(Exercise directions): The whole listing should be written out again exactly.

*****

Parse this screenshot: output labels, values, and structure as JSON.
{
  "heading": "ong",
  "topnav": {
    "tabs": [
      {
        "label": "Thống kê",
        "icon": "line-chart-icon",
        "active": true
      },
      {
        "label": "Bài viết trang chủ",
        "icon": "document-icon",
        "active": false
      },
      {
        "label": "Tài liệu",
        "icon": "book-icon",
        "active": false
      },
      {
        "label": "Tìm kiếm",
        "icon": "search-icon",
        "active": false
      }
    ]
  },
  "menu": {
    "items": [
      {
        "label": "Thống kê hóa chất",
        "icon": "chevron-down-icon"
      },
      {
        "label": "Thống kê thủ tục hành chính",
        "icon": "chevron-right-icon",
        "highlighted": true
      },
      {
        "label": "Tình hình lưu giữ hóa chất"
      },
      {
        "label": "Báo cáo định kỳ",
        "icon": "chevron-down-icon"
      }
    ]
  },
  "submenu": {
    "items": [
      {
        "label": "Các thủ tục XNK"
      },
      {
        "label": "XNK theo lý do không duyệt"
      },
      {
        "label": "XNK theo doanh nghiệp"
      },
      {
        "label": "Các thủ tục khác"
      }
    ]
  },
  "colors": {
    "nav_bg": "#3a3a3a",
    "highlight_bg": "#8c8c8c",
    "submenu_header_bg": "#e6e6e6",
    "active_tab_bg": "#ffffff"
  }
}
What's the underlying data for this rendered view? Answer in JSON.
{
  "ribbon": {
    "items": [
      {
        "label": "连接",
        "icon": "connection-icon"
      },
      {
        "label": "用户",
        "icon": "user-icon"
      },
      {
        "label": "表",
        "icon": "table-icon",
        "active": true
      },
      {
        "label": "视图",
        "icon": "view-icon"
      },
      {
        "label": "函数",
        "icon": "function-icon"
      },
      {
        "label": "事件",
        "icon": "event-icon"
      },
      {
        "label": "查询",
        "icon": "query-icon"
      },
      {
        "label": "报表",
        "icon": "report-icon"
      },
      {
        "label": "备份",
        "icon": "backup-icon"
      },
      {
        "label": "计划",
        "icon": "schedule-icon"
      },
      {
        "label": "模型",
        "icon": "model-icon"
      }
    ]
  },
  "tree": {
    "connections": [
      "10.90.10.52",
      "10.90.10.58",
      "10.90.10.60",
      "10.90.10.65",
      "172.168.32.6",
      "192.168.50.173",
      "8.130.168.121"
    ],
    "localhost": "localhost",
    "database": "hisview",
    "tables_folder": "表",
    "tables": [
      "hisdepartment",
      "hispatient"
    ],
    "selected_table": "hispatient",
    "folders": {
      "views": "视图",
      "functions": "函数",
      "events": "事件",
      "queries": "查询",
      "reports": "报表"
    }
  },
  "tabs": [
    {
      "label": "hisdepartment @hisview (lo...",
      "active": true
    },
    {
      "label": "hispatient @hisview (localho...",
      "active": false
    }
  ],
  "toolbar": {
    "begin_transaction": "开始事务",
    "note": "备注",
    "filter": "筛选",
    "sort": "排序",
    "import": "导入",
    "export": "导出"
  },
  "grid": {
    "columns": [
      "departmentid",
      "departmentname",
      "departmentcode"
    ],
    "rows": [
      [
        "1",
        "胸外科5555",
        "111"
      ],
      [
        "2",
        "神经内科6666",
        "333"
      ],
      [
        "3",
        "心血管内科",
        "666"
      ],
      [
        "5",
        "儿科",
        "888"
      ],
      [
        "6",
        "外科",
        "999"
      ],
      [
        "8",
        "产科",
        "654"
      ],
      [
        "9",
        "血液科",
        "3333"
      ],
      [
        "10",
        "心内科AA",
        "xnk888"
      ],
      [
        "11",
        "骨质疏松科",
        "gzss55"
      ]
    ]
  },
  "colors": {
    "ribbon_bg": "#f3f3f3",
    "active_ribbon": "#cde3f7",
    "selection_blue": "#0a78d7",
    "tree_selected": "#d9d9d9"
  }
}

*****

(Result below):
Parse this screenshot: output labels, values, and structure as JSON.
{
  "heading": "ong",
  "topnav": {
    "tabs": [
      {
        "label": "Thống kê",
        "icon": "line-chart-icon",
        "active": true
      },
      {
        "label": "Bài viết trang chủ",
        "icon": "document-icon",
        "active": false
      },
      {
        "label": "Tài liệu",
        "icon": "book-icon",
        "active": false
      },
      {
        "label": "Tìm kiếm",
        "icon": "search-icon",
        "active": false
      }
    ]
  },
  "menu": {
    "items": [
      {
        "label": "Thống kê hóa chất",
        "icon": "chevron-down-icon"
      },
      {
        "label": "Thống kê thủ tục hành chính",
        "icon": "chevron-right-icon",
        "highlighted": true
      },
      {
        "label": "Tình hình lưu giữ hóa chất"
      },
      {
        "label": "Báo cáo định kỳ",
        "icon": "chevron-down-icon"
      }
    ]
  },
  "submenu": {
    "items": [
      {
        "label": "Các thủ tục XNK"
      },
      {
        "label": "XNK theo lý do không duyệt"
      },
      {
        "label": "XNK theo doanh nghiệp"
      },
      {
        "label": "Các thủ tục khác"
      }
    ]
  },
  "colors": {
    "nav_bg": "#3a3a3a",
    "highlight_bg": "#8c8c8c",
    "submenu_header_bg": "#e6e6e6",
    "active_tab_bg": "#ffffff"
  }
}
What's the underlying data for this rendered view? Answer in JSON.
{
  "ribbon": {
    "items": [
      {
        "label": "连接",
        "icon": "connection-icon"
      },
      {
        "label": "用户",
        "icon": "user-icon"
      },
      {
        "label": "表",
        "icon": "table-icon",
        "active": true
      },
      {
        "label": "视图",
        "icon": "view-icon"
      },
      {
        "label": "函数",
        "icon": "function-icon"
      },
      {
        "label": "事件",
        "icon": "event-icon"
      },
      {
        "label": "查询",
        "icon": "query-icon"
      },
      {
        "label": "报表",
        "icon": "report-icon"
      },
      {
        "label": "备份",
        "icon": "backup-icon"
      },
      {
        "label": "计划",
        "icon": "schedule-icon"
      },
      {
        "label": "模型",
        "icon": "model-icon"
      }
    ]
  },
  "tree": {
    "connections": [
      "10.90.10.52",
      "10.90.10.58",
      "10.90.10.60",
      "10.90.10.65",
      "172.168.32.6",
      "192.168.50.173",
      "8.130.168.121"
    ],
    "localhost": "localhost",
    "database": "hisview",
    "tables_folder": "表",
    "tables": [
      "hisdepartment",
      "hispatient"
    ],
    "selected_table": "hispatient",
    "folders": {
      "views": "视图",
      "functions": "函数",
      "events": "事件",
      "queries": "查询",
      "reports": "报表"
    }
  },
  "tabs": [
    {
      "label": "hisdepartment @hisview (lo...",
      "active": true
    },
    {
      "label": "hispatient @hisview (localho...",
      "active": false
    }
  ],
  "toolbar": {
    "begin_transaction": "开始事务",
    "note": "备注",
    "filter": "筛选",
    "sort": "排序",
    "import": "导入",
    "export": "导出"
  },
  "grid": {
    "columns": [
      "departmentid",
      "departmentname",
      "departmentcode"
    ],
    "rows": [
      [
        "1",
        "胸外科5555",
        "111"
      ],
      [
        "2",
        "神经内科6666",
        "333"
      ],
      [
        "3",
        "心血管内科",
        "666"
      ],
      [
        "5",
        "儿科",
        "888"
      ],
      [
        "6",
        "外科",
        "999"
      ],
      [
        "8",
        "产科",
        "654"
      ],
      [
        "9",
        "血液科",
        "3333"
      ],
      [
        "10",
        "心内科AA",
        "xnk888"
      ],
      [
        "11",
        "骨质疏松科",
        "gzss55"
      ]
    ]
  },
  "colors": {
    "ribbon_bg": "#f3f3f3",
    "active_ribbon": "#cde3f7",
    "selection_blue": "#0a78d7",
    "tree_selected": "#d9d9d9"
  }
}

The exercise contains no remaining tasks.